:: EXERCISE DETAILS ::
Reproduce all entries word for word.

:: Records excerpted from a collection ::
********

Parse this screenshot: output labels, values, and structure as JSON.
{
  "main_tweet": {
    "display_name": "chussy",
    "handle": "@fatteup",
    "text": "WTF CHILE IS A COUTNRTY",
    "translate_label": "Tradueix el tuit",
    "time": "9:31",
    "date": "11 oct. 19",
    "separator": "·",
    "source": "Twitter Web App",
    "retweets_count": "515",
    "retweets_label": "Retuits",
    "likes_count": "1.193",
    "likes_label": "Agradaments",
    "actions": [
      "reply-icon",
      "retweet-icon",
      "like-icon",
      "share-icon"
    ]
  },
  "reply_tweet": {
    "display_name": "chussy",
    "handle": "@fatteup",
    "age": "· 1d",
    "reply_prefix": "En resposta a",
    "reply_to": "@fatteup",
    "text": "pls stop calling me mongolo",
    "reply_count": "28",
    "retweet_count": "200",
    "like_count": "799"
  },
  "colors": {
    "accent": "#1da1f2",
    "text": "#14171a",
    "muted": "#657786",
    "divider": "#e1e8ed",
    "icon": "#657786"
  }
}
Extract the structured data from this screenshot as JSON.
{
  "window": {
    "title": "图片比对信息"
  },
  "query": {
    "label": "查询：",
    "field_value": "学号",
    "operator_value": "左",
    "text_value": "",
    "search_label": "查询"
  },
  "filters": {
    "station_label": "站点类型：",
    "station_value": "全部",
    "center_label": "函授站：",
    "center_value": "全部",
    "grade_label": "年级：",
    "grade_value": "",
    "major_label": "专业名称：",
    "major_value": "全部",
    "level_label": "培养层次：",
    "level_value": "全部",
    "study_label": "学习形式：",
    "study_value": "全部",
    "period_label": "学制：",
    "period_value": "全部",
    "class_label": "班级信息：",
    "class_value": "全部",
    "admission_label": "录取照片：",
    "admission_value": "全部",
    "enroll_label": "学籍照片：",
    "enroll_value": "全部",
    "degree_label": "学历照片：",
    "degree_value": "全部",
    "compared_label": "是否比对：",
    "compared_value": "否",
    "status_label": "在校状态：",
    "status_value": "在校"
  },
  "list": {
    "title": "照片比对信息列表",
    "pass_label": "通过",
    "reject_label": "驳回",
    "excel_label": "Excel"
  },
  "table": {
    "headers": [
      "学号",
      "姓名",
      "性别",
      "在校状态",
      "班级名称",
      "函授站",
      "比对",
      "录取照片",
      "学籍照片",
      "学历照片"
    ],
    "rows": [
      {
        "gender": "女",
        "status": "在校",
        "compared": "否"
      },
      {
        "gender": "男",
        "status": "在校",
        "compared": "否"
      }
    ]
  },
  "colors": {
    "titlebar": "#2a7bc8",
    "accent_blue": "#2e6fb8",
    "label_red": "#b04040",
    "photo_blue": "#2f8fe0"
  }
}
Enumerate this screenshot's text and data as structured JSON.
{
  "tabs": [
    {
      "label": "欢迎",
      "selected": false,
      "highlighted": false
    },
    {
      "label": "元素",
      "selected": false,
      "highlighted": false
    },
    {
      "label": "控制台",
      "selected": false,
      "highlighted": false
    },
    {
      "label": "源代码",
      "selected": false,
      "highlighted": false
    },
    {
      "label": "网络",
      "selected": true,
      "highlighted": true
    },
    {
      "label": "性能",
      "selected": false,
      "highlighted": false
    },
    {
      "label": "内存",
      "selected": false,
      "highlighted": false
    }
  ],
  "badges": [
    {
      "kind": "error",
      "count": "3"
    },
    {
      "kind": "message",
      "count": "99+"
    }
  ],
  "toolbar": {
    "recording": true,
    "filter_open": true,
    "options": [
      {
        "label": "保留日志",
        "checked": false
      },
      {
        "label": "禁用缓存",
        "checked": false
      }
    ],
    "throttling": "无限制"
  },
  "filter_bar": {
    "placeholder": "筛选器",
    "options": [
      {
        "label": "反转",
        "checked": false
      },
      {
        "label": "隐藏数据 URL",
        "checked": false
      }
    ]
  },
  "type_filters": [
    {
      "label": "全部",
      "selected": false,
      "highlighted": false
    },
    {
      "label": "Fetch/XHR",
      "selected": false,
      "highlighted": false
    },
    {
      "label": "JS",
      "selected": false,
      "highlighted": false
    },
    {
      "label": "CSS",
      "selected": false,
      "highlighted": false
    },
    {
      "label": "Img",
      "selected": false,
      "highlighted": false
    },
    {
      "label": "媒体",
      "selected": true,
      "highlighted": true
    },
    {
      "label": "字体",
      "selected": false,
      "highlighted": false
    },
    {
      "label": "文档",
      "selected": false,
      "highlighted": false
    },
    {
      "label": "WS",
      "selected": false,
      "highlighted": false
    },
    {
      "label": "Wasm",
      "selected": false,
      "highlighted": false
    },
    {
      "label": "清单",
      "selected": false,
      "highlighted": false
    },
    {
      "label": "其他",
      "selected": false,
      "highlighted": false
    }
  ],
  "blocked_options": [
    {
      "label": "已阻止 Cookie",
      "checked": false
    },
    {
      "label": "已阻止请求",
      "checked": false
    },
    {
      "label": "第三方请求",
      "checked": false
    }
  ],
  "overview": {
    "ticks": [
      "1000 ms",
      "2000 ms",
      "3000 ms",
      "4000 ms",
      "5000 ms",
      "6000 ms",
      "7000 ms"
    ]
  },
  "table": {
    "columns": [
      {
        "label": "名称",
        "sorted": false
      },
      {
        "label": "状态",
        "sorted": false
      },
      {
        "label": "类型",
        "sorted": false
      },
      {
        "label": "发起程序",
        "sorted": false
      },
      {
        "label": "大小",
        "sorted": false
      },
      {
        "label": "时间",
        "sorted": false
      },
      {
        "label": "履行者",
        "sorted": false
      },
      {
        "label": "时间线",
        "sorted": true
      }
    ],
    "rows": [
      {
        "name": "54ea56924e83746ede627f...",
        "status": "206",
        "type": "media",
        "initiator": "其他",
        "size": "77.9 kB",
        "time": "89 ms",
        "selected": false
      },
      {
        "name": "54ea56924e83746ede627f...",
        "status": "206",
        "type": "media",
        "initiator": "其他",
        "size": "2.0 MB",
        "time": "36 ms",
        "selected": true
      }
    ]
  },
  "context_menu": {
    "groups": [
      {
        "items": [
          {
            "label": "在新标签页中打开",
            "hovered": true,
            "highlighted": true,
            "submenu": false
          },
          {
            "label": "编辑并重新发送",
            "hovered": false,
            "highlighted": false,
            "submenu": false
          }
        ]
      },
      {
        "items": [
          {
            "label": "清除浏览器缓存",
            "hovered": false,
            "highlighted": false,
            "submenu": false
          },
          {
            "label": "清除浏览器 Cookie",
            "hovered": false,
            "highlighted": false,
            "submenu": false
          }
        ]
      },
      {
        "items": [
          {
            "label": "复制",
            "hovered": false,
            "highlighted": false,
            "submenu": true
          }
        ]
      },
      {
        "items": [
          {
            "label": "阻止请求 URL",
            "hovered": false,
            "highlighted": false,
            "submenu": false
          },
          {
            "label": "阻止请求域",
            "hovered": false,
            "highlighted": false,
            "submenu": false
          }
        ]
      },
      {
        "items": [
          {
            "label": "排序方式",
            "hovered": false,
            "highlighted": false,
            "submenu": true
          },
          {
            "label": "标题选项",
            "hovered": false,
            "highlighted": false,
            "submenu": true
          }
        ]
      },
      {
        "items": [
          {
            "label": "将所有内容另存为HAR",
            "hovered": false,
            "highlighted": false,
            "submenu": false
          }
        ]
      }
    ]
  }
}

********

:: RESPONSE AREA ::
Parse this screenshot: output labels, values, and structure as JSON.
{
  "main_tweet": {
    "display_name": "chussy",
    "handle": "@fatteup",
    "text": "WTF CHILE IS A COUTNRTY",
    "translate_label": "Tradueix el tuit",
    "time": "9:31",
    "date": "11 oct. 19",
    "separator": "·",
    "source": "Twitter Web App",
    "retweets_count": "515",
    "retweets_label": "Retuits",
    "likes_count": "1.193",
    "likes_label": "Agradaments",
    "actions": [
      "reply-icon",
      "retweet-icon",
      "like-icon",
      "share-icon"
    ]
  },
  "reply_tweet": {
    "display_name": "chussy",
    "handle": "@fatteup",
    "age": "· 1d",
    "reply_prefix": "En resposta a",
    "reply_to": "@fatteup",
    "text": "pls stop calling me mongolo",
    "reply_count": "28",
    "retweet_count": "200",
    "like_count": "799"
  },
  "colors": {
    "accent": "#1da1f2",
    "text": "#14171a",
    "muted": "#657786",
    "divider": "#e1e8ed",
    "icon": "#657786"
  }
}
Extract the structured data from this screenshot as JSON.
{
  "window": {
    "title": "图片比对信息"
  },
  "query": {
    "label": "查询：",
    "field_value": "学号",
    "operator_value": "左",
    "text_value": "",
    "search_label": "查询"
  },
  "filters": {
    "station_label": "站点类型：",
    "station_value": "全部",
    "center_label": "函授站：",
    "center_value": "全部",
    "grade_label": "年级：",
    "grade_value": "",
    "major_label": "专业名称：",
    "major_value": "全部",
    "level_label": "培养层次：",
    "level_value": "全部",
    "study_label": "学习形式：",
    "study_value": "全部",
    "period_label": "学制：",
    "period_value": "全部",
    "class_label": "班级信息：",
    "class_value": "全部",
    "admission_label": "录取照片：",
    "admission_value": "全部",
    "enroll_label": "学籍照片：",
    "enroll_value": "全部",
    "degree_label": "学历照片：",
    "degree_value": "全部",
    "compared_label": "是否比对：",
    "compared_value": "否",
    "status_label": "在校状态：",
    "status_value": "在校"
  },
  "list": {
    "title": "照片比对信息列表",
    "pass_label": "通过",
    "reject_label": "驳回",
    "excel_label": "Excel"
  },
  "table": {
    "headers": [
      "学号",
      "姓名",
      "性别",
      "在校状态",
      "班级名称",
      "函授站",
      "比对",
      "录取照片",
      "学籍照片",
      "学历照片"
    ],
    "rows": [
      {
        "gender": "女",
        "status": "在校",
        "compared": "否"
      },
      {
        "gender": "男",
        "status": "在校",
        "compared": "否"
      }
    ]
  },
  "colors": {
    "titlebar": "#2a7bc8",
    "accent_blue": "#2e6fb8",
    "label_red": "#b04040",
    "photo_blue": "#2f8fe0"
  }
}
Enumerate this screenshot's text and data as structured JSON.
{
  "tabs": [
    {
      "label": "欢迎",
      "selected": false,
      "highlighted": false
    },
    {
      "label": "元素",
      "selected": false,
      "highlighted": false
    },
    {
      "label": "控制台",
      "selected": false,
      "highlighted": false
    },
    {
      "label": "源代码",
      "selected": false,
      "highlighted": false
    },
    {
      "label": "网络",
      "selected": true,
      "highlighted": true
    },
    {
      "label": "性能",
      "selected": false,
      "highlighted": false
    },
    {
      "label": "内存",
      "selected": false,
      "highlighted": false
    }
  ],
  "badges": [
    {
      "kind": "error",
      "count": "3"
    },
    {
      "kind": "message",
      "count": "99+"
    }
  ],
  "toolbar": {
    "recording": true,
    "filter_open": true,
    "options": [
      {
        "label": "保留日志",
        "checked": false
      },
      {
        "label": "禁用缓存",
        "checked": false
      }
    ],
    "throttling": "无限制"
  },
  "filter_bar": {
    "placeholder": "筛选器",
    "options": [
      {
        "label": "反转",
        "checked": false
      },
      {
        "label": "隐藏数据 URL",
        "checked": false
      }
    ]
  },
  "type_filters": [
    {
      "label": "全部",
      "selected": false,
      "highlighted": false
    },
    {
      "label": "Fetch/XHR",
      "selected": false,
      "highlighted": false
    },
    {
      "label": "JS",
      "selected": false,
      "highlighted": false
    },
    {
      "label": "CSS",
      "selected": false,
      "highlighted": false
    },
    {
      "label": "Img",
      "selected": false,
      "highlighted": false
    },
    {
      "label": "媒体",
      "selected": true,
      "highlighted": true
    },
    {
      "label": "字体",
      "selected": false,
      "highlighted": false
    },
    {
      "label": "文档",
      "selected": false,
      "highlighted": false
    },
    {
      "label": "WS",
      "selected": false,
      "highlighted": false
    },
    {
      "label": "Wasm",
      "selected": false,
      "highlighted": false
    },
    {
      "label": "清单",
      "selected": false,
      "highlighted": false
    },
    {
      "label": "其他",
      "selected": false,
      "highlighted": false
    }
  ],
  "blocked_options": [
    {
      "label": "已阻止 Cookie",
      "checked": false
    },
    {
      "label": "已阻止请求",
      "checked": false
    },
    {
      "label": "第三方请求",
      "checked": false
    }
  ],
  "overview": {
    "ticks": [
      "1000 ms",
      "2000 ms",
      "3000 ms",
      "4000 ms",
      "5000 ms",
      "6000 ms",
      "7000 ms"
    ]
  },
  "table": {
    "columns": [
      {
        "label": "名称",
        "sorted": false
      },
      {
        "label": "状态",
        "sorted": false
      },
      {
        "label": "类型",
        "sorted": false
      },
      {
        "label": "发起程序",
        "sorted": false
      },
      {
        "label": "大小",
        "sorted": false
      },
      {
        "label": "时间",
        "sorted": false
      },
      {
        "label": "履行者",
        "sorted": false
      },
      {
        "label": "时间线",
        "sorted": true
      }
    ],
    "rows": [
      {
        "name": "54ea56924e83746ede627f...",
        "status": "206",
        "type": "media",
        "initiator": "其他",
        "size": "77.9 kB",
        "time": "89 ms",
        "selected": false
      },
      {
        "name": "54ea56924e83746ede627f...",
        "status": "206",
        "type": "media",
        "initiator": "其他",
        "size": "2.0 MB",
        "time": "36 ms",
        "selected": true
      }
    ]
  },
  "context_menu": {
    "groups": [
      {
        "items": [
          {
            "label": "在新标签页中打开",
            "hovered": true,
            "highlighted": true,
            "submenu": false
          },
          {
            "label": "编辑并重新发送",
            "hovered": false,
            "highlighted": false,
            "submenu": false
          }
        ]
      },
      {
        "items": [
          {
            "label": "清除浏览器缓存",
            "hovered": false,
            "highlighted": false,
            "submenu": false
          },
          {
            "label": "清除浏览器 Cookie",
            "hovered": false,
            "highlighted": false,
            "submenu": false
          }
        ]
      },
      {
        "items": [
          {
            "label": "复制",
            "hovered": false,
            "highlighted": false,
            "submenu": true
          }
        ]
      },
      {
        "items": [
          {
            "label": "阻止请求 URL",
            "hovered": false,
            "highlighted": false,
            "submenu": false
          },
          {
            "label": "阻止请求域",
            "hovered": false,
            "highlighted": false,
            "submenu": false
          }
        ]
      },
      {
        "items": [
          {
            "label": "排序方式",
            "hovered": false,
            "highlighted": false,
            "submenu": true
          },
          {
            "label": "标题选项",
            "hovered": false,
            "highlighted": false,
            "submenu": true
          }
        ]
      },
      {
        "items": [
          {
            "label": "将所有内容另存为HAR",
            "hovered": false,
            "highlighted": false,
            "submenu": false
          }
        ]
      }
    ]
  }
}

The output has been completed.